Medicinal Herb Garden - The UW Medicinal Herb Garden is home to about 1,000 plants from around the world, spread out across seven plots, and provides a relaxing escape from the surrounding campus. Although the Medicinal Herb Garden is now purely a display garden, the UW Pharmacy Department once used it for medicinal purposes and research. Today, at 2.5 acres, it’s one of largest public gardens of its kind, housing healing plants from just about every continent.

Sustainable Learning Space - This student-designed garden space features native plants, hand-crafted wood benches, nature-themed quotes, a bioswale and rain garden. Funded in part by a Campus Sustainability Fund grant, the space serves as an outdoor classroom and community space as well as a memorial to former Program on the Environment administrator Tikvah Weiner.

Sustainable Commuting Options: UW Light Rail Station and Burke Gilman Trail - The Burke Gilman Trail was once the site of a major railway. Now, it’s both a recreational gem and an effective method of sustainable transportation to and from campus. Users use the trail to bike, walk, and connect to public transportation, including the UW light rail station near Husky Stadium.

Husky Stadium - During the stadium’s 2012 renovation, more than 95 percent of the construction waste was reused or recycled, and the construction used Salmon Safe practices to filter all wastewater. The slats behind the large W above the entrance gate are reused bleachers from the former stadium, and around the building you can spot native plants in the landscaping, which help filter rainwater runoff.

IMA - The Intramural Activities Building has several sustainable features that help conserve energy and water in the building. The IMA recently converted nearly all of its lighting to energy-efficient LED bulbs, which not only require less electricity but also last longer than traditional bulbs. From the upper floor running track, you can see the roof-top solar array, one of the largest solar installations on campus.

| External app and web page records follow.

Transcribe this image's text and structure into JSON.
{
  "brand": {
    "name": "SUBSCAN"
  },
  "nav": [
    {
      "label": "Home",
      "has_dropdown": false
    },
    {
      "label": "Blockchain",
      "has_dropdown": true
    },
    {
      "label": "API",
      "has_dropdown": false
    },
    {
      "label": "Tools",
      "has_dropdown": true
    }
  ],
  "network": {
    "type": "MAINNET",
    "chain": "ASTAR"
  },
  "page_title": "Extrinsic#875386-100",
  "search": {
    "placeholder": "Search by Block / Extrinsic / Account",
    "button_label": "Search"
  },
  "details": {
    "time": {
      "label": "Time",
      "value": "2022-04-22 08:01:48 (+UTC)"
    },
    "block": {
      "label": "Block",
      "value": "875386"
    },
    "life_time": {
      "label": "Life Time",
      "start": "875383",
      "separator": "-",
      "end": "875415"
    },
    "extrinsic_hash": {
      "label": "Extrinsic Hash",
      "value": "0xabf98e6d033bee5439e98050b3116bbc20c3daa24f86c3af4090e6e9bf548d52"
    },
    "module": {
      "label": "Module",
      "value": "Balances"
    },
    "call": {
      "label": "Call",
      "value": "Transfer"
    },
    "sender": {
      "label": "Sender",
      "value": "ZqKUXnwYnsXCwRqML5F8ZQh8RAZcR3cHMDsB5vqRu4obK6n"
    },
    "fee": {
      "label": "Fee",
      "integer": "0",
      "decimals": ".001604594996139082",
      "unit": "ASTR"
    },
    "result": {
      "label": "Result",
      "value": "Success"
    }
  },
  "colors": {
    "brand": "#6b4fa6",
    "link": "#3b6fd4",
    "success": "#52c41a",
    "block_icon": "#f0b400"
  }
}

Center for Urban Horticulture - The Center for Urban Horticulture, administered by UW Botanic Gardens, offers 90 acres of demonstration gardens and natural areas, and houses the Miller Library and Hyde Herbarium. The Center serves as an educational hub for UW students, providing a base for research studies and classes, while also serving as a resource for the larger community.

  • UW Farm - The UW Farm is a 1.5 acre, student-powered, urban vegetable market garden. The UW Farm’s mission is to be the campus center for the practice and study of urban agriculture and sustainability, and an educational, community-oriented resource for people who want to learn about building productive and sustainable urban landscapes. The farm has three locations on campus, with the largest being at the Center for Urban Horticulture. Here the farm has about an acre of land dedicated to growing sustainable fruits and vegetables and a hoop house used to grow the more delicate crops and a new composting toilet made possible by a Campus Sustainability Fund (CSF) grant.
  • Union Bay Natural Area - The 74-acre Union Bay Natural Area located at the Center for Urban Horticulture provides trails for running and walking with access to view the waters of Lake Washington and the many waterfowl that over-winter there. Yesler Swamp, located on the east side of the Union Bay Natural Area, offers a boardwalk loop that takes you to the edge of the lake and the site of the old Yesler Sawmill.

Washington Park Arboretum - The Washington Park Arboretum, administered by UW Botanic Gardens, is just a 1.2 mile walk from UW's Seattle campus. The Arboretum holds a world class collection of woody plants that can be explored independently, through self-guided tours, arranged tours, or through the many classes and activities hosted at the site. All year round you’ll find something of interest along the trails that wind through 230 acres of gardens, natural areas and wetlands.

The UW Sustainability office is located in Gerberding Hall, room B40. We're available M-F, 8am-5pm, to talk with you about sustainability efforts and how you can get involved. You can also email us at sustainability@uw.edu

 

Download a PDF version of this map.